• _Activity_: Wherever pictures occur in the entries below, leave them out and retype the rest exactly.

• _Given data_:
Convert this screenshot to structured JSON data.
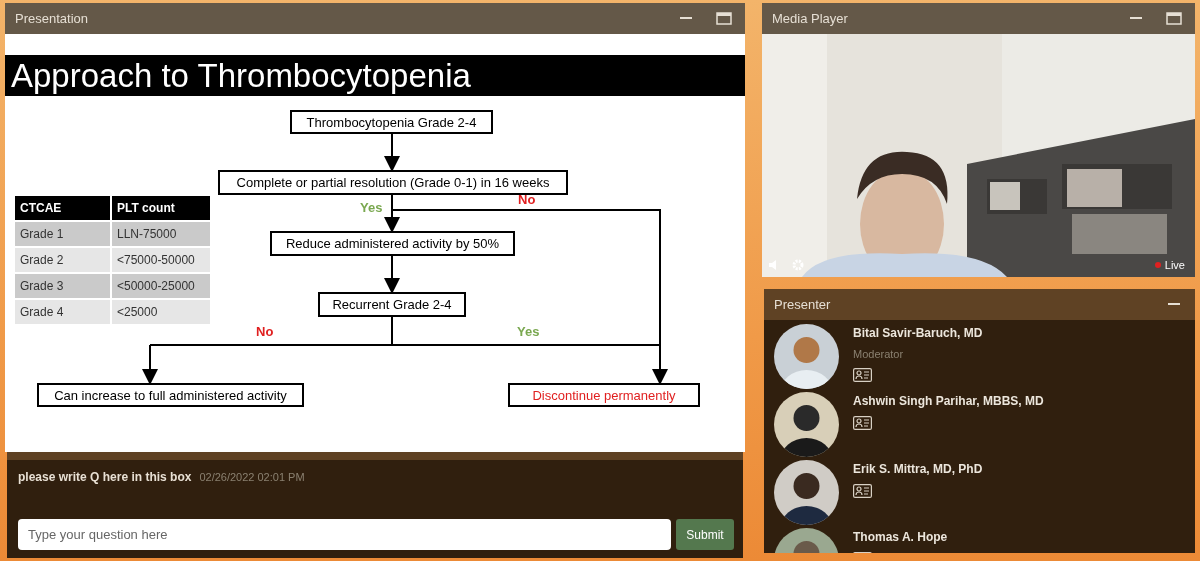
{
  "presentation": {
    "title": "Presentation",
    "slide_title": "Approach to Thrombocytopenia",
    "table": {
      "columns": [
        "CTCAE",
        "PLT count"
      ],
      "rows": [
        [
          "Grade 1",
          "LLN-75000"
        ],
        [
          "Grade 2",
          "<75000-50000"
        ],
        [
          "Grade 3",
          "<50000-25000"
        ],
        [
          "Grade 4",
          "<25000"
        ]
      ]
    },
    "flow_boxes": [
      {
        "text": "Thrombocytopenia Grade 2-4",
        "kind": "normal"
      },
      {
        "text": "Complete or partial resolution (Grade 0-1) in 16 weeks",
        "kind": "normal"
      },
      {
        "text": "Reduce administered activity by 50%",
        "kind": "normal"
      },
      {
        "text": "Recurrent Grade 2-4",
        "kind": "normal"
      },
      {
        "text": "Can increase to full administered activity",
        "kind": "normal"
      },
      {
        "text": "Discontinue permanently",
        "kind": "alert"
      }
    ],
    "flow_labels": [
      {
        "text": "Yes",
        "kind": "yes"
      },
      {
        "text": "No",
        "kind": "no"
      },
      {
        "text": "No",
        "kind": "no"
      },
      {
        "text": "Yes",
        "kind": "yes"
      }
    ]
  },
  "questions": {
    "message": "please write Q here in this box",
    "timestamp": "02/26/2022 02:01 PM",
    "input": {
      "placeholder": "Type your question here"
    },
    "submit": "Submit"
  },
  "media_player": {
    "title": "Media Player",
    "status": "Live"
  },
  "presenters": {
    "title": "Presenter",
    "people": [
      {
        "name": "Bital Savir-Baruch, MD",
        "role": "Moderator"
      },
      {
        "name": "Ashwin Singh Parihar, MBBS, MD"
      },
      {
        "name": "Erik S. Mittra, MD, PhD"
      },
      {
        "name": "Thomas A. Hope"
      }
    ]
  }
}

• _Answer to the exercise_:
Convert this screenshot to structured JSON data.
{
  "presentation": {
    "title": "Presentation",
    "slide_title": "Approach to Thrombocytopenia",
    "table": {
      "columns": [
        "CTCAE",
        "PLT count"
      ],
      "rows": [
        [
          "Grade 1",
          "LLN-75000"
        ],
        [
          "Grade 2",
          "<75000-50000"
        ],
        [
          "Grade 3",
          "<50000-25000"
        ],
        [
          "Grade 4",
          "<25000"
        ]
      ]
    },
    "flow_boxes": [
      {
        "text": "Thrombocytopenia Grade 2-4",
        "kind": "normal"
      },
      {
        "text": "Complete or partial resolution (Grade 0-1) in 16 weeks",
        "kind": "normal"
      },
      {
        "text": "Reduce administered activity by 50%",
        "kind": "normal"
      },
      {
        "text": "Recurrent Grade 2-4",
        "kind": "normal"
      },
      {
        "text": "Can increase to full administered activity",
        "kind": "normal"
      },
      {
        "text": "Discontinue permanently",
        "kind": "alert"
      }
    ],
    "flow_labels": [
      {
        "text": "Yes",
        "kind": "yes"
      },
      {
        "text": "No",
        "kind": "no"
      },
      {
        "text": "No",
        "kind": "no"
      },
      {
        "text": "Yes",
        "kind": "yes"
      }
    ]
  },
  "questions": {
    "message": "please write Q here in this box",
    "timestamp": "02/26/2022 02:01 PM",
    "input": {
      "placeholder": "Type your question here"
    },
    "submit": "Submit"
  },
  "media_player": {
    "title": "Media Player",
    "status": "Live"
  },
  "presenters": {
    "title": "Presenter",
    "people": [
      {
        "name": "Bital Savir-Baruch, MD",
        "role": "Moderator"
      },
      {
        "name": "Ashwin Singh Parihar, MBBS, MD"
      },
      {
        "name": "Erik S. Mittra, MD, PhD"
      },
      {
        "name": "Thomas A. Hope"
      }
    ]
  }
}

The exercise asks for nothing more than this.